[[ Input open ]]
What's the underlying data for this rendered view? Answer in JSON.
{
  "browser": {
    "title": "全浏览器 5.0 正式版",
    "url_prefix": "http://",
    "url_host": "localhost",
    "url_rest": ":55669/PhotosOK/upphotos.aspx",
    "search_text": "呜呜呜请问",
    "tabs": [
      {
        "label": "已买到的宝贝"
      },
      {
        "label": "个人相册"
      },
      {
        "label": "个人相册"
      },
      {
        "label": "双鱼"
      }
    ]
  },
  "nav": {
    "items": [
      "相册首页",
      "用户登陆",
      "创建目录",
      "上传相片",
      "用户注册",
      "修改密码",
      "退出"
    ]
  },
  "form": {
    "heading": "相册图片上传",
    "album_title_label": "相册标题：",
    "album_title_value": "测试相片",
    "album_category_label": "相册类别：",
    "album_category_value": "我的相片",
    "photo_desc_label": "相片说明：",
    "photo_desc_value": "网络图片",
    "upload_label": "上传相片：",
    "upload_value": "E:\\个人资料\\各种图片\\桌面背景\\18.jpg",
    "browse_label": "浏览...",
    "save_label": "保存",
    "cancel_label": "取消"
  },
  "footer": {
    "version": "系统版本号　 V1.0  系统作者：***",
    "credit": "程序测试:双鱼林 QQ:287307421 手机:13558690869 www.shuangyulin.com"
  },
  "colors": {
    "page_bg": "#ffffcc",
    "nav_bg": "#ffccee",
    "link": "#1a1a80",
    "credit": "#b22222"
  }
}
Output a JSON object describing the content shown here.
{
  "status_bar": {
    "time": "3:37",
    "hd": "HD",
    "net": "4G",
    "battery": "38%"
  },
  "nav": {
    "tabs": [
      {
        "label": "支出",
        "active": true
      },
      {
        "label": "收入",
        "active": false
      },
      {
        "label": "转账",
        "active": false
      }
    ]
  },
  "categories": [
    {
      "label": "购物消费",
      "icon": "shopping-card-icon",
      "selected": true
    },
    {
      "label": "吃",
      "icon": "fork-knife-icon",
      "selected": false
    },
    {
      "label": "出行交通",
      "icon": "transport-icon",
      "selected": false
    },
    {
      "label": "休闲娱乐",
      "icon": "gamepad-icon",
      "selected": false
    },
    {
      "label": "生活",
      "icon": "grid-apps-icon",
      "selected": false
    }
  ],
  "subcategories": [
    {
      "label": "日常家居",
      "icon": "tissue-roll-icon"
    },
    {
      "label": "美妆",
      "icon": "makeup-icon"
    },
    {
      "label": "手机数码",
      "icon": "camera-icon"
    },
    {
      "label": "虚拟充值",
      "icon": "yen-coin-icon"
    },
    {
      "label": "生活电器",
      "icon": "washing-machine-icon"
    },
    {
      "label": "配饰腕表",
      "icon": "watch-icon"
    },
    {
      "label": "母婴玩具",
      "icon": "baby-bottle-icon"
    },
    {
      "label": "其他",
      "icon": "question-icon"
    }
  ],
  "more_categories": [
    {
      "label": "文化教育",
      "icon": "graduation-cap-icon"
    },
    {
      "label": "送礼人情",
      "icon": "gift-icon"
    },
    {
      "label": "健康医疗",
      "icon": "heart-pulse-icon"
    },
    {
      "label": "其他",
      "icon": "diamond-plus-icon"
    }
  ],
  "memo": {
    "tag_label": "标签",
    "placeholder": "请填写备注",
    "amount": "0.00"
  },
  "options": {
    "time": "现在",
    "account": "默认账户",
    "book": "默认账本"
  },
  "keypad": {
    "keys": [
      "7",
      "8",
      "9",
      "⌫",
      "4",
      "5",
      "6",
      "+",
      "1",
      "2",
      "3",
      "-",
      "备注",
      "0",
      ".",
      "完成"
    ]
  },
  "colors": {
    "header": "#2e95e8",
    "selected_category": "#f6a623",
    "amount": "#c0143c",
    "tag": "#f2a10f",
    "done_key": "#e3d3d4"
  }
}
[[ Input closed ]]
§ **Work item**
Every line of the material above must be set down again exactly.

§ **Task solution**
What's the underlying data for this rendered view? Answer in JSON.
{
  "browser": {
    "title": "全浏览器 5.0 正式版",
    "url_prefix": "http://",
    "url_host": "localhost",
    "url_rest": ":55669/PhotosOK/upphotos.aspx",
    "search_text": "呜呜呜请问",
    "tabs": [
      {
        "label": "已买到的宝贝"
      },
      {
        "label": "个人相册"
      },
      {
        "label": "个人相册"
      },
      {
        "label": "双鱼"
      }
    ]
  },
  "nav": {
    "items": [
      "相册首页",
      "用户登陆",
      "创建目录",
      "上传相片",
      "用户注册",
      "修改密码",
      "退出"
    ]
  },
  "form": {
    "heading": "相册图片上传",
    "album_title_label": "相册标题：",
    "album_title_value": "测试相片",
    "album_category_label": "相册类别：",
    "album_category_value": "我的相片",
    "photo_desc_label": "相片说明：",
    "photo_desc_value": "网络图片",
    "upload_label": "上传相片：",
    "upload_value": "E:\\个人资料\\各种图片\\桌面背景\\18.jpg",
    "browse_label": "浏览...",
    "save_label": "保存",
    "cancel_label": "取消"
  },
  "footer": {
    "version": "系统版本号　 V1.0  系统作者：***",
    "credit": "程序测试:双鱼林 QQ:287307421 手机:13558690869 www.shuangyulin.com"
  },
  "colors": {
    "page_bg": "#ffffcc",
    "nav_bg": "#ffccee",
    "link": "#1a1a80",
    "credit": "#b22222"
  }
}
Output a JSON object describing the content shown here.
{
  "status_bar": {
    "time": "3:37",
    "hd": "HD",
    "net": "4G",
    "battery": "38%"
  },
  "nav": {
    "tabs": [
      {
        "label": "支出",
        "active": true
      },
      {
        "label": "收入",
        "active": false
      },
      {
        "label": "转账",
        "active": false
      }
    ]
  },
  "categories": [
    {
      "label": "购物消费",
      "icon": "shopping-card-icon",
      "selected": true
    },
    {
      "label": "吃",
      "icon": "fork-knife-icon",
      "selected": false
    },
    {
      "label": "出行交通",
      "icon": "transport-icon",
      "selected": false
    },
    {
      "label": "休闲娱乐",
      "icon": "gamepad-icon",
      "selected": false
    },
    {
      "label": "生活",
      "icon": "grid-apps-icon",
      "selected": false
    }
  ],
  "subcategories": [
    {
      "label": "日常家居",
      "icon": "tissue-roll-icon"
    },
    {
      "label": "美妆",
      "icon": "makeup-icon"
    },
    {
      "label": "手机数码",
      "icon": "camera-icon"
    },
    {
      "label": "虚拟充值",
      "icon": "yen-coin-icon"
    },
    {
      "label": "生活电器",
      "icon": "washing-machine-icon"
    },
    {
      "label": "配饰腕表",
      "icon": "watch-icon"
    },
    {
      "label": "母婴玩具",
      "icon": "baby-bottle-icon"
    },
    {
      "label": "其他",
      "icon": "question-icon"
    }
  ],
  "more_categories": [
    {
      "label": "文化教育",
      "icon": "graduation-cap-icon"
    },
    {
      "label": "送礼人情",
      "icon": "gift-icon"
    },
    {
      "label": "健康医疗",
      "icon": "heart-pulse-icon"
    },
    {
      "label": "其他",
      "icon": "diamond-plus-icon"
    }
  ],
  "memo": {
    "tag_label": "标签",
    "placeholder": "请填写备注",
    "amount": "0.00"
  },
  "options": {
    "time": "现在",
    "account": "默认账户",
    "book": "默认账本"
  },
  "keypad": {
    "keys": [
      "7",
      "8",
      "9",
      "⌫",
      "4",
      "5",
      "6",
      "+",
      "1",
      "2",
      "3",
      "-",
      "备注",
      "0",
      ".",
      "完成"
    ]
  },
  "colors": {
    "header": "#2e95e8",
    "selected_category": "#f6a623",
    "amount": "#c0143c",
    "tag": "#f2a10f",
    "done_key": "#e3d3d4"
  }
}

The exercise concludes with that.